The Retrospective can help de-escalate (or prevent) conflict
Conflict decreases the effectiveness of the team and lowers morale. The Sprint Retrospective is a safe space for the team to discuss any concerning behavior. Discussing this behavior at the earliest opportunity allows the team to prevent or de-escalate conflict.
Why do teams skip the Sprint Retrospective if it’s so powerful?
When teams contemplate skipping the Sprint retrospective, it’s usually because of one of three things:
The team is new and doesn’t realize the power of the Sprint Retrospective
The Sprint Retrospective is not resulting in actionable improvement ideas
The team is not taking action on the ideas identified in the Sprint Retrospective, causing them to lose faith in the event.
For those newer to Scrum, I say, try it and see.
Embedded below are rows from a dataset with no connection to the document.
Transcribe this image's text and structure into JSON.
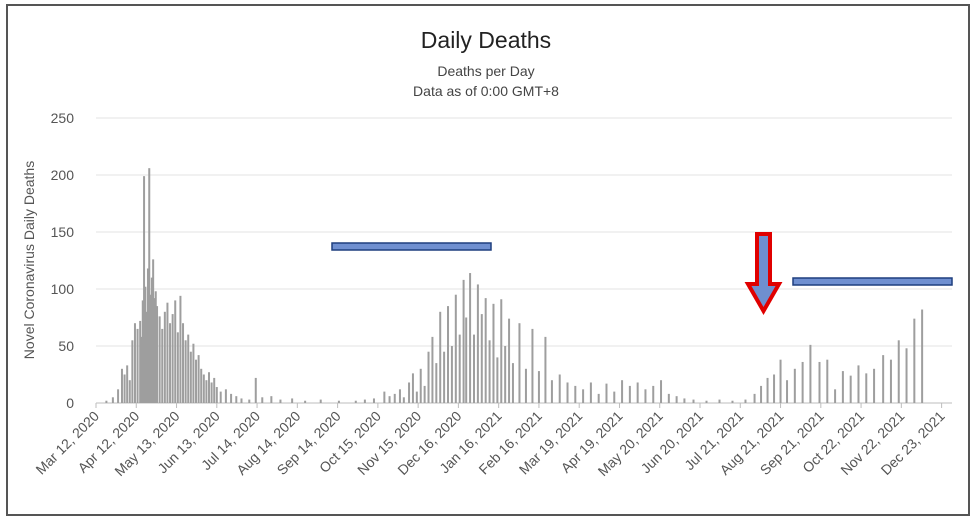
{
  "chart_data": {
    "type": "bar",
    "title": "Daily Deaths",
    "subtitle_lines": [
      "Deaths per Day",
      "Data as of 0:00 GMT+8"
    ],
    "ylabel": "Novel Coronavirus Daily Deaths",
    "xlabel": "",
    "ylim": [
      0,
      250
    ],
    "yticks": [
      0,
      50,
      100,
      150,
      200,
      250
    ],
    "grid": true,
    "bar_color": "#9e9e9e",
    "x_start": "2020-03-12",
    "x_end": "2021-12-31",
    "xtick_labels": [
      "Mar 12, 2020",
      "Apr 12, 2020",
      "May 13, 2020",
      "Jun 13, 2020",
      "Jul 14, 2020",
      "Aug 14, 2020",
      "Sep 14, 2020",
      "Oct 15, 2020",
      "Nov 15, 2020",
      "Dec 16, 2020",
      "Jan 16, 2021",
      "Feb 16, 2021",
      "Mar 19, 2021",
      "Apr 19, 2021",
      "May 20, 2021",
      "Jun 20, 2021",
      "Jul 21, 2021",
      "Aug 21, 2021",
      "Sep 21, 2021",
      "Oct 22, 2021",
      "Nov 22, 2021",
      "Dec 23, 2021"
    ],
    "series": [
      {
        "points": [
          [
            "2020-03-20",
            2
          ],
          [
            "2020-03-25",
            5
          ],
          [
            "2020-03-29",
            12
          ],
          [
            "2020-04-01",
            30
          ],
          [
            "2020-04-03",
            25
          ],
          [
            "2020-04-05",
            33
          ],
          [
            "2020-04-07",
            20
          ],
          [
            "2020-04-09",
            55
          ],
          [
            "2020-04-11",
            70
          ],
          [
            "2020-04-13",
            65
          ],
          [
            "2020-04-15",
            72
          ],
          [
            "2020-04-16",
            58
          ],
          [
            "2020-04-17",
            90
          ],
          [
            "2020-04-18",
            199
          ],
          [
            "2020-04-19",
            102
          ],
          [
            "2020-04-20",
            80
          ],
          [
            "2020-04-21",
            118
          ],
          [
            "2020-04-22",
            206
          ],
          [
            "2020-04-23",
            95
          ],
          [
            "2020-04-24",
            110
          ],
          [
            "2020-04-25",
            126
          ],
          [
            "2020-04-26",
            92
          ],
          [
            "2020-04-27",
            98
          ],
          [
            "2020-04-28",
            85
          ],
          [
            "2020-04-30",
            76
          ],
          [
            "2020-05-02",
            65
          ],
          [
            "2020-05-04",
            80
          ],
          [
            "2020-05-06",
            88
          ],
          [
            "2020-05-08",
            70
          ],
          [
            "2020-05-10",
            78
          ],
          [
            "2020-05-12",
            90
          ],
          [
            "2020-05-14",
            62
          ],
          [
            "2020-05-16",
            94
          ],
          [
            "2020-05-18",
            70
          ],
          [
            "2020-05-20",
            55
          ],
          [
            "2020-05-22",
            60
          ],
          [
            "2020-05-24",
            45
          ],
          [
            "2020-05-26",
            52
          ],
          [
            "2020-05-28",
            38
          ],
          [
            "2020-05-30",
            42
          ],
          [
            "2020-06-01",
            30
          ],
          [
            "2020-06-03",
            25
          ],
          [
            "2020-06-05",
            20
          ],
          [
            "2020-06-07",
            27
          ],
          [
            "2020-06-09",
            18
          ],
          [
            "2020-06-11",
            22
          ],
          [
            "2020-06-13",
            14
          ],
          [
            "2020-06-16",
            10
          ],
          [
            "2020-06-20",
            12
          ],
          [
            "2020-06-24",
            8
          ],
          [
            "2020-06-28",
            6
          ],
          [
            "2020-07-02",
            4
          ],
          [
            "2020-07-08",
            3
          ],
          [
            "2020-07-13",
            22
          ],
          [
            "2020-07-18",
            5
          ],
          [
            "2020-07-25",
            6
          ],
          [
            "2020-08-01",
            3
          ],
          [
            "2020-08-10",
            4
          ],
          [
            "2020-08-20",
            2
          ],
          [
            "2020-09-01",
            3
          ],
          [
            "2020-09-15",
            2
          ],
          [
            "2020-09-28",
            2
          ],
          [
            "2020-10-05",
            3
          ],
          [
            "2020-10-12",
            4
          ],
          [
            "2020-10-20",
            10
          ],
          [
            "2020-10-24",
            6
          ],
          [
            "2020-10-28",
            8
          ],
          [
            "2020-11-01",
            12
          ],
          [
            "2020-11-04",
            5
          ],
          [
            "2020-11-08",
            18
          ],
          [
            "2020-11-11",
            26
          ],
          [
            "2020-11-14",
            10
          ],
          [
            "2020-11-17",
            30
          ],
          [
            "2020-11-20",
            15
          ],
          [
            "2020-11-23",
            45
          ],
          [
            "2020-11-26",
            58
          ],
          [
            "2020-11-29",
            35
          ],
          [
            "2020-12-02",
            80
          ],
          [
            "2020-12-05",
            45
          ],
          [
            "2020-12-08",
            85
          ],
          [
            "2020-12-11",
            50
          ],
          [
            "2020-12-14",
            95
          ],
          [
            "2020-12-17",
            60
          ],
          [
            "2020-12-20",
            108
          ],
          [
            "2020-12-22",
            75
          ],
          [
            "2020-12-25",
            114
          ],
          [
            "2020-12-28",
            60
          ],
          [
            "2020-12-31",
            104
          ],
          [
            "2021-01-03",
            78
          ],
          [
            "2021-01-06",
            92
          ],
          [
            "2021-01-09",
            55
          ],
          [
            "2021-01-12",
            87
          ],
          [
            "2021-01-15",
            40
          ],
          [
            "2021-01-18",
            91
          ],
          [
            "2021-01-21",
            50
          ],
          [
            "2021-01-24",
            74
          ],
          [
            "2021-01-27",
            35
          ],
          [
            "2021-02-01",
            70
          ],
          [
            "2021-02-06",
            30
          ],
          [
            "2021-02-11",
            65
          ],
          [
            "2021-02-16",
            28
          ],
          [
            "2021-02-21",
            58
          ],
          [
            "2021-02-26",
            20
          ],
          [
            "2021-03-04",
            25
          ],
          [
            "2021-03-10",
            18
          ],
          [
            "2021-03-16",
            15
          ],
          [
            "2021-03-22",
            12
          ],
          [
            "2021-03-28",
            18
          ],
          [
            "2021-04-03",
            8
          ],
          [
            "2021-04-09",
            17
          ],
          [
            "2021-04-15",
            10
          ],
          [
            "2021-04-21",
            20
          ],
          [
            "2021-04-27",
            15
          ],
          [
            "2021-05-03",
            18
          ],
          [
            "2021-05-09",
            12
          ],
          [
            "2021-05-15",
            15
          ],
          [
            "2021-05-21",
            20
          ],
          [
            "2021-05-27",
            8
          ],
          [
            "2021-06-02",
            6
          ],
          [
            "2021-06-08",
            4
          ],
          [
            "2021-06-15",
            3
          ],
          [
            "2021-06-25",
            2
          ],
          [
            "2021-07-05",
            3
          ],
          [
            "2021-07-15",
            2
          ],
          [
            "2021-07-25",
            3
          ],
          [
            "2021-08-01",
            8
          ],
          [
            "2021-08-06",
            15
          ],
          [
            "2021-08-11",
            22
          ],
          [
            "2021-08-16",
            25
          ],
          [
            "2021-08-21",
            38
          ],
          [
            "2021-08-26",
            20
          ],
          [
            "2021-09-01",
            30
          ],
          [
            "2021-09-07",
            36
          ],
          [
            "2021-09-13",
            51
          ],
          [
            "2021-09-20",
            36
          ],
          [
            "2021-09-26",
            38
          ],
          [
            "2021-10-02",
            12
          ],
          [
            "2021-10-08",
            28
          ],
          [
            "2021-10-14",
            24
          ],
          [
            "2021-10-20",
            33
          ],
          [
            "2021-10-26",
            26
          ],
          [
            "2021-11-01",
            30
          ],
          [
            "2021-11-08",
            42
          ],
          [
            "2021-11-14",
            38
          ],
          [
            "2021-11-20",
            55
          ],
          [
            "2021-11-26",
            48
          ],
          [
            "2021-12-02",
            74
          ],
          [
            "2021-12-08",
            82
          ]
        ]
      }
    ]
  },
  "annotations": {
    "bar_color": "#6f8fd0",
    "bar_stroke": "#1f3f7f",
    "arrow_fill": "#6f8fd0",
    "arrow_stroke": "#e00000"
  }
}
For those who have not seen success with the Sprint Retrospective, check out my recent article Ideas for Scrum’s Sprint Retrospective Event | Scrum.org and remember that the outcome of the Sprint Retrospective should be one or two small improvement ideas. The Sprint Retrospective is not a venting session, and it’s not only about team building (although that can be an offshoot of working on self-improvement for the team). Rather than vent about problems, the team should develop ideas for fixing them and take action as soon as possible. You can add these items to the Sprint Backlog if the team chooses and would like to make them visible. You can also track the ideas in any other way that’s comfortable for the team.
The Scrum Master should ensure that the Sprint Retrospective happens each Sprint and that it remains positive and productive within the timebox. Take a page out of Han Solo’s book and keep a little optimism even under pressure.
The Sprint Retrospective is a powerful event. It is an opportunity for the team to inspect themselves. During this event, the team discusses how the Sprint went regarding individuals, interactions, processes, tools, and their Definition of Done. Like all events in Scrum, the Sprint Retrospective serves an essential purpose, and teams should never drop it. If they do, they will lose an opportunity to inspect and adapt, leading to a lower-performing team. Don’t skip the Sprint Retrospective, and may the force be with you.